The film suggests that the two sex scenes represent the expression of different identities. "Tom Stall" is a caring, almost passive sex partner for his wife--he isn't shown penetrating her, but rather engages in a sixty-nine. His sexuality is accomodating, cooperative, and mutual. "Joey Cusack" is violent, almost a rapist, and his sexual behavior leaves bruises on his wife. Cronenberg has examined the idea that identity--how one views one's self--manifests itself in one's sexuality in the past (in Crash and M. Butterfly, to name two examples). This is, in fact, one of the director's primary thematic pre-occupations. Add to this the possibility that Edie Stall's sexuality is a good deal darker than it seems. The film plays with sexual identities with her character too, in the scenes where she roleplays a horny cheerleader for her husband, and when she is visibly turned on by the darker possibilities that she likes the brute force of "Joey" more than she likes the mutual pleasure offered by "Tom." The film is a thorny set of sexual possibilities.

I've seen lots of interpretations of the final scene and the final shot of the movie, in which Viggo Mortensen sits quietly in front of his family as if he is awaiting judgement, but my take is that it represents a gestalt, in which the "good man" Tom Stall exists in equilibrium with the "bad man" Joey Cusack and the resulting "new" identity is welcomed to the family by the little girl. This, too, is a holdover from previous films: from The Fly, in which Brundlefly attempts to fuse himself with the pregnant Veronica Quaife as a means of creating a singular family unit, and (especially) from Scanners, in which Cameron Vale fuses himself with Daryl Revok at the end of their telepathic duel. This last bears some further comment, because both Scanners and this movie turn on a final duel between brothers in which the older brother is seeking to destroy the younger.

As for what the film is saying about violence...well, given Cronenberg's tendencies, I would suggest that Cronenberg is cataloging violence as yet another external manifestation of identity. The key is in determining what that identity really is, isn't it? Is the character Tom Stall, using violence to defend his home and family? Is he Joey Cusack, a mob enforcer taking vengeance on the enemies from his past? The tenor of the film, and the film's violence depends on the answer, doesn't it? Violence has context, after all.
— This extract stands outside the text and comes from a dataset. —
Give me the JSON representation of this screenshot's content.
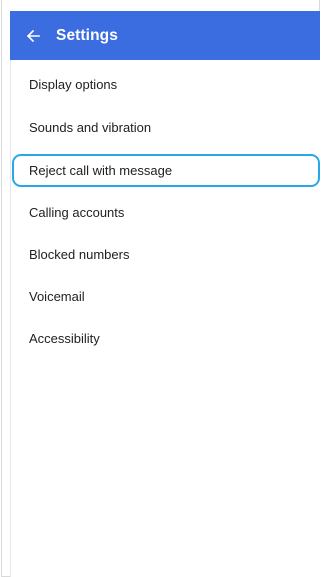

It's simplistic to say that "all violence is bad" or that "violence in self-defense is justified," and I think the movie knows it. As I've said, I think Tom/Joey is something else entirely by the end of the movie.

The most surprising thing to me about the movie is that Cronenberg has used the "hero's journey" archetype the way that he has, and that he's clued the audience into it in the shot when Tom/Joey walks down to the water to wash the blood from his hands. Look at how Cronenberg has framed the shot: low angle, Viggo without his shirt, and the archectural impedimenta of a Greek temple behind him. One can read this as ironic, I suppose--Cronenberg notes on his DVD commentary that the film isn't intended as an ironic film a la Blue Velvet--but I tend to see this as the point where both Tom and Joey cease to exist, replaced by...what? A hero? That's what the iconography suggests, but the film is cagey about this. I've stated what I think the film's final shot means, but I can easily graft any other meaning onto it. The first time I saw the film last year, I was convinced that Cronenberg had followed the "hero's journey" to the conclusion one finds in Beowulf--in which the exercise of violence has put the "hero" beyond the pale, forever apart from his family and community--rather than the end found in The Odyssey, in which the hero is welcomed home by his family. The film leaves open the possibility of both interpretations. It even leaves open the possiblity that both "ends" happen simultaneously. This is a movie where surface impressions hover over impossibly deep chasms.